Caffeine is a great product to get that morning wake up boost, but you may not want to consume as much of the product after you see some of the bad things you could be doing to your eyes. The connection is still under debate, but with many of the studies, it seems you should at least restrict your intake. Here are some of the suggestions you should consider.
Two servings of a caffeinated beverage (tea or coffee) can provide eye moisture and prevent dry eyes. It helps produce tears while keeping the eyes moist. However, more than two can deplete the tear film and cause irritation.
Over two servings may place you in a category for the risk of vision loss. Research indicated three or more can possibly raise the risk of glaucoma.

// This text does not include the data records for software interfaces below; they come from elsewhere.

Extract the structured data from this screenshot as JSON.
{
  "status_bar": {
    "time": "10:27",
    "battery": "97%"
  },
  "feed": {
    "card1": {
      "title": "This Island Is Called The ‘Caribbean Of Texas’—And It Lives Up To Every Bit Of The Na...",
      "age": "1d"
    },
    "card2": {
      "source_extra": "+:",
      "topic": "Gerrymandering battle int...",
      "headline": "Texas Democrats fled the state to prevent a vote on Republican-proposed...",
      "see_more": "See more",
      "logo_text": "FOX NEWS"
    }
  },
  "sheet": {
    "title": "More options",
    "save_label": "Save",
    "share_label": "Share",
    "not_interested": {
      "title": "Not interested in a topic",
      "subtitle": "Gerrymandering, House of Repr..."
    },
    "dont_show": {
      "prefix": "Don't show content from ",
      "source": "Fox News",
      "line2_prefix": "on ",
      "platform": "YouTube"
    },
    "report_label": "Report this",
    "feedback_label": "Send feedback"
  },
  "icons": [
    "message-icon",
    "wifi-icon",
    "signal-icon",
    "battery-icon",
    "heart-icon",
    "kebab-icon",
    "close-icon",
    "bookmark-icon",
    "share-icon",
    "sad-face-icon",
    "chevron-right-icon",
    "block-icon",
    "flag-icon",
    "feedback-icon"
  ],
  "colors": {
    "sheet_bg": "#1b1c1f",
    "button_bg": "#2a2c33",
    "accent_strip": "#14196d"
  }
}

Too much caffeine can cause eye twitches. You may experience blurry vision, upper eyelid spasms, and light sensitivity. The eye is a muscle and will spasm the same way other body parts do as a reaction to the stimulant. The twitch is usually harmless and painless and will go away on its own, but do not ignore it. Take it as a sign you need to cut back on the caffeine.

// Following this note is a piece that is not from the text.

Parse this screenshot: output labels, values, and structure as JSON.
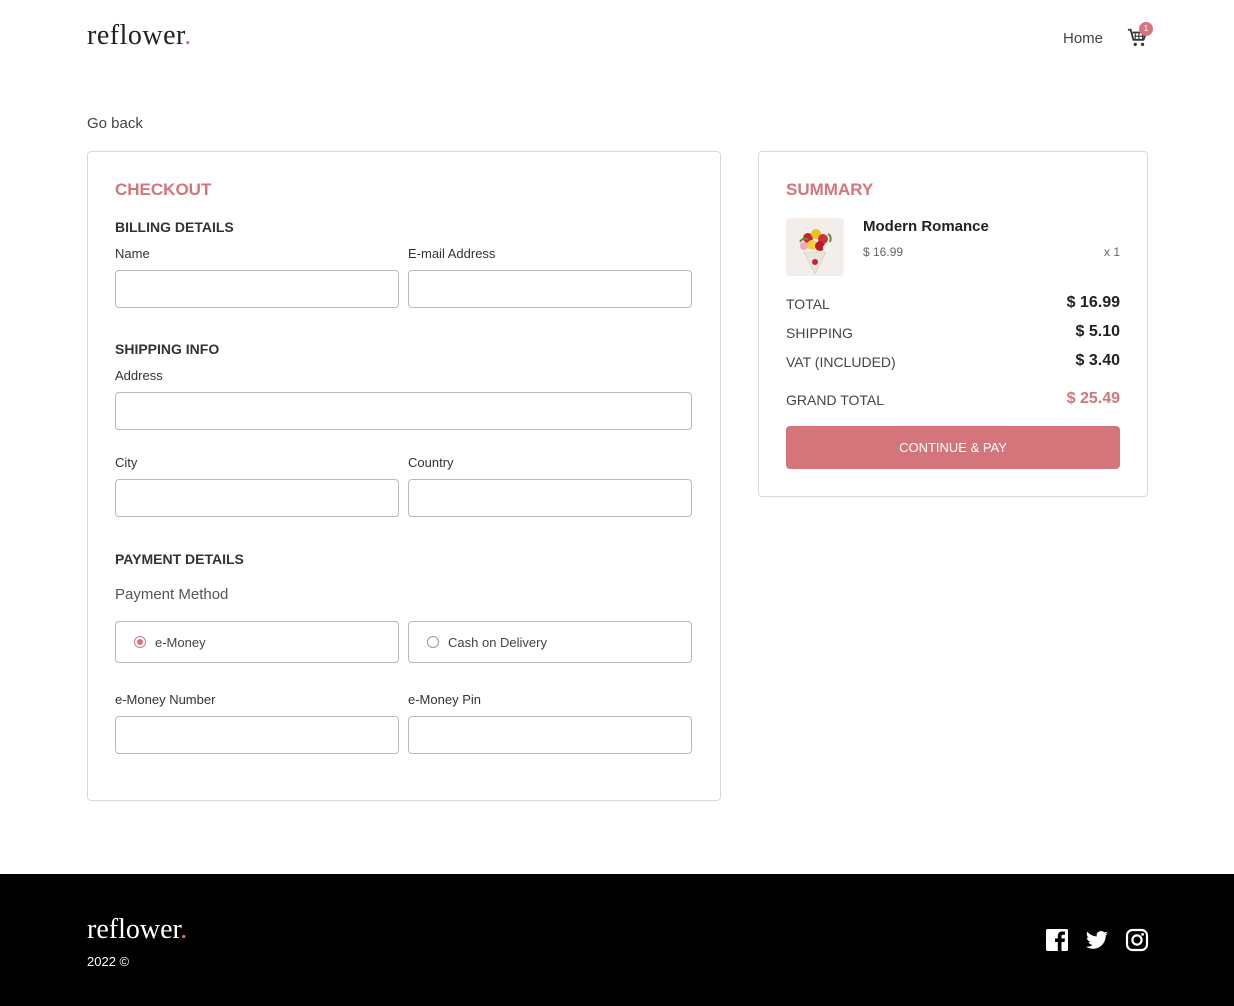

However, you must be cautious because the twitching could be a sign of the pink eye, and in rare cases, dystonia, Parkinson's disease, or Tourette's syndrome. It may just be a simple reason, but if it continues, and you have reduced caffeine intake, it may be time to have it checked by a doctor.
Recent studies have indicated that caffeine does have an effect on intraocular pressure (IOP) or glaucoma. The optic nerve disease can be affected by improper nutrition. Many years ago, it was believed caffeine had no effect on IOP, or only in some rare cases. It does have an effect on the ocular blood flow and the constriction of the arteries and veins in the eye. If you have migraines or cardiovascular issues, it is safer to reduce your intake of caffeine and switch to decaffeinated drinks.
With this information, you now realize cutting back on those caffeinated beverages may be just what the doctor ordered. The two a day method may seem harsh, but so is losing your eyesight. With all of the decaffeinated beverages offered in today's market, you can switch without losing your favorite beverages.
For more information, contact an optometrist in your area.